[Dataset records]
-------

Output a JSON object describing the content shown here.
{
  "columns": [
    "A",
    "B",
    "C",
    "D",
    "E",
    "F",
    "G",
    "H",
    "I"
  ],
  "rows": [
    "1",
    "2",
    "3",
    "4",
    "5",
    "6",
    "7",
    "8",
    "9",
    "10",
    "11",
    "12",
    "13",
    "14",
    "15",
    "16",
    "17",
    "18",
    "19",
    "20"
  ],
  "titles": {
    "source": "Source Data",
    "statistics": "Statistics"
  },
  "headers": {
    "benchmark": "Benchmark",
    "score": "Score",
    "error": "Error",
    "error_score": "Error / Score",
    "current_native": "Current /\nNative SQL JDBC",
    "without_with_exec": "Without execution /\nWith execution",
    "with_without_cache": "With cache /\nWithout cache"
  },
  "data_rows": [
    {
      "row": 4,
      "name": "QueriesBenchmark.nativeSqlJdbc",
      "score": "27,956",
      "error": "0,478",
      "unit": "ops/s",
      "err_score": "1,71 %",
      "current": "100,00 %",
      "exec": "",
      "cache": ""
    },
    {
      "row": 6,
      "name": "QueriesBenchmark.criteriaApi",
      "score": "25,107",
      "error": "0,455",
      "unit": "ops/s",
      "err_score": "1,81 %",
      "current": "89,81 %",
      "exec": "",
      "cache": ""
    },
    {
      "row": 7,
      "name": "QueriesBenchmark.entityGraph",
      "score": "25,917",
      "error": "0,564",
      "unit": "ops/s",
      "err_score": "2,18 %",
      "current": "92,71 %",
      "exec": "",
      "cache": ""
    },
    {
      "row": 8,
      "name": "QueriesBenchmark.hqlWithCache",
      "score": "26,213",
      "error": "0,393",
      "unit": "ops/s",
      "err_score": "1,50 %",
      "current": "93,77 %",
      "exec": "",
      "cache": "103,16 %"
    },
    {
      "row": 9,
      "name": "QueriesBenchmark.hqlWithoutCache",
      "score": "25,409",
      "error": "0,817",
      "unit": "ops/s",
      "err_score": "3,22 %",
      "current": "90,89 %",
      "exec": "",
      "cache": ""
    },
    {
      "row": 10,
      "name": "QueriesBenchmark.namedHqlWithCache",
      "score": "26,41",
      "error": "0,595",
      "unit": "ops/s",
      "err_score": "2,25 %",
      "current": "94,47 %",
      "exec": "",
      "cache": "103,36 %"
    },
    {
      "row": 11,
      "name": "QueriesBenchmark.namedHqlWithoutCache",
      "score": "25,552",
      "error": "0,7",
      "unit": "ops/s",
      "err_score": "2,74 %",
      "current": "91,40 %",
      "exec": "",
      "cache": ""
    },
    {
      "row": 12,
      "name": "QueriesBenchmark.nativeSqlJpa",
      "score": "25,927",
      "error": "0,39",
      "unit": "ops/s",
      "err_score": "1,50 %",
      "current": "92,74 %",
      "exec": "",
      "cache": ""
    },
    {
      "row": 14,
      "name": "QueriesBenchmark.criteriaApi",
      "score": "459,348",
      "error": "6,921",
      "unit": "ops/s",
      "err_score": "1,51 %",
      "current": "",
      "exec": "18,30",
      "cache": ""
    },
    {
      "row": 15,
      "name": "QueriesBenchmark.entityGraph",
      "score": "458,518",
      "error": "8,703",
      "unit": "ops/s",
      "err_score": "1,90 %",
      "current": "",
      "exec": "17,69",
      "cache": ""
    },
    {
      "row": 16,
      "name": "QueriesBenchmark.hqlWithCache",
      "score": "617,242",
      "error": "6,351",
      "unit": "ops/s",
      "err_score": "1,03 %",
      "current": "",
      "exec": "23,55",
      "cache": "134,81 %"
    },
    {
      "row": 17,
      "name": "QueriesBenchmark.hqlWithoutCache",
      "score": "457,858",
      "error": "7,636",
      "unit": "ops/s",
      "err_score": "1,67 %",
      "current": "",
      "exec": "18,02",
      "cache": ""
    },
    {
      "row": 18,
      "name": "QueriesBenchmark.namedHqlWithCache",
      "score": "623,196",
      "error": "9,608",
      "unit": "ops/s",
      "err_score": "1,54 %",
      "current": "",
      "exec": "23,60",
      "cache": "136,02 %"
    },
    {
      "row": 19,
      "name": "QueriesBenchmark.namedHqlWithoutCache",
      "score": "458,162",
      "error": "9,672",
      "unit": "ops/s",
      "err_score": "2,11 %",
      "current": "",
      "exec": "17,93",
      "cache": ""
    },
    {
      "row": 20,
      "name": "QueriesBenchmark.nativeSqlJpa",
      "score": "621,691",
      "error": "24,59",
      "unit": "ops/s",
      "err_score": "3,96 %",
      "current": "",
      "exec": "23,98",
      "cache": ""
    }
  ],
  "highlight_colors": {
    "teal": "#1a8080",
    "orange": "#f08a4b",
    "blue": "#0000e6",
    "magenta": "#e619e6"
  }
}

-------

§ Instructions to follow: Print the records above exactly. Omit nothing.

§ Answer space:
Output a JSON object describing the content shown here.
{
  "columns": [
    "A",
    "B",
    "C",
    "D",
    "E",
    "F",
    "G",
    "H",
    "I"
  ],
  "rows": [
    "1",
    "2",
    "3",
    "4",
    "5",
    "6",
    "7",
    "8",
    "9",
    "10",
    "11",
    "12",
    "13",
    "14",
    "15",
    "16",
    "17",
    "18",
    "19",
    "20"
  ],
  "titles": {
    "source": "Source Data",
    "statistics": "Statistics"
  },
  "headers": {
    "benchmark": "Benchmark",
    "score": "Score",
    "error": "Error",
    "error_score": "Error / Score",
    "current_native": "Current /\nNative SQL JDBC",
    "without_with_exec": "Without execution /\nWith execution",
    "with_without_cache": "With cache /\nWithout cache"
  },
  "data_rows": [
    {
      "row": 4,
      "name": "QueriesBenchmark.nativeSqlJdbc",
      "score": "27,956",
      "error": "0,478",
      "unit": "ops/s",
      "err_score": "1,71 %",
      "current": "100,00 %",
      "exec": "",
      "cache": ""
    },
    {
      "row": 6,
      "name": "QueriesBenchmark.criteriaApi",
      "score": "25,107",
      "error": "0,455",
      "unit": "ops/s",
      "err_score": "1,81 %",
      "current": "89,81 %",
      "exec": "",
      "cache": ""
    },
    {
      "row": 7,
      "name": "QueriesBenchmark.entityGraph",
      "score": "25,917",
      "error": "0,564",
      "unit": "ops/s",
      "err_score": "2,18 %",
      "current": "92,71 %",
      "exec": "",
      "cache": ""
    },
    {
      "row": 8,
      "name": "QueriesBenchmark.hqlWithCache",
      "score": "26,213",
      "error": "0,393",
      "unit": "ops/s",
      "err_score": "1,50 %",
      "current": "93,77 %",
      "exec": "",
      "cache": "103,16 %"
    },
    {
      "row": 9,
      "name": "QueriesBenchmark.hqlWithoutCache",
      "score": "25,409",
      "error": "0,817",
      "unit": "ops/s",
      "err_score": "3,22 %",
      "current": "90,89 %",
      "exec": "",
      "cache": ""
    },
    {
      "row": 10,
      "name": "QueriesBenchmark.namedHqlWithCache",
      "score": "26,41",
      "error": "0,595",
      "unit": "ops/s",
      "err_score": "2,25 %",
      "current": "94,47 %",
      "exec": "",
      "cache": "103,36 %"
    },
    {
      "row": 11,
      "name": "QueriesBenchmark.namedHqlWithoutCache",
      "score": "25,552",
      "error": "0,7",
      "unit": "ops/s",
      "err_score": "2,74 %",
      "current": "91,40 %",
      "exec": "",
      "cache": ""
    },
    {
      "row": 12,
      "name": "QueriesBenchmark.nativeSqlJpa",
      "score": "25,927",
      "error": "0,39",
      "unit": "ops/s",
      "err_score": "1,50 %",
      "current": "92,74 %",
      "exec": "",
      "cache": ""
    },
    {
      "row": 14,
      "name": "QueriesBenchmark.criteriaApi",
      "score": "459,348",
      "error": "6,921",
      "unit": "ops/s",
      "err_score": "1,51 %",
      "current": "",
      "exec": "18,30",
      "cache": ""
    },
    {
      "row": 15,
      "name": "QueriesBenchmark.entityGraph",
      "score": "458,518",
      "error": "8,703",
      "unit": "ops/s",
      "err_score": "1,90 %",
      "current": "",
      "exec": "17,69",
      "cache": ""
    },
    {
      "row": 16,
      "name": "QueriesBenchmark.hqlWithCache",
      "score": "617,242",
      "error": "6,351",
      "unit": "ops/s",
      "err_score": "1,03 %",
      "current": "",
      "exec": "23,55",
      "cache": "134,81 %"
    },
    {
      "row": 17,
      "name": "QueriesBenchmark.hqlWithoutCache",
      "score": "457,858",
      "error": "7,636",
      "unit": "ops/s",
      "err_score": "1,67 %",
      "current": "",
      "exec": "18,02",
      "cache": ""
    },
    {
      "row": 18,
      "name": "QueriesBenchmark.namedHqlWithCache",
      "score": "623,196",
      "error": "9,608",
      "unit": "ops/s",
      "err_score": "1,54 %",
      "current": "",
      "exec": "23,60",
      "cache": "136,02 %"
    },
    {
      "row": 19,
      "name": "QueriesBenchmark.namedHqlWithoutCache",
      "score": "458,162",
      "error": "9,672",
      "unit": "ops/s",
      "err_score": "2,11 %",
      "current": "",
      "exec": "17,93",
      "cache": ""
    },
    {
      "row": 20,
      "name": "QueriesBenchmark.nativeSqlJpa",
      "score": "621,691",
      "error": "24,59",
      "unit": "ops/s",
      "err_score": "3,96 %",
      "current": "",
      "exec": "23,98",
      "cache": ""
    }
  ],
  "highlight_colors": {
    "teal": "#1a8080",
    "orange": "#f08a4b",
    "blue": "#0000e6",
    "magenta": "#e619e6"
  }
}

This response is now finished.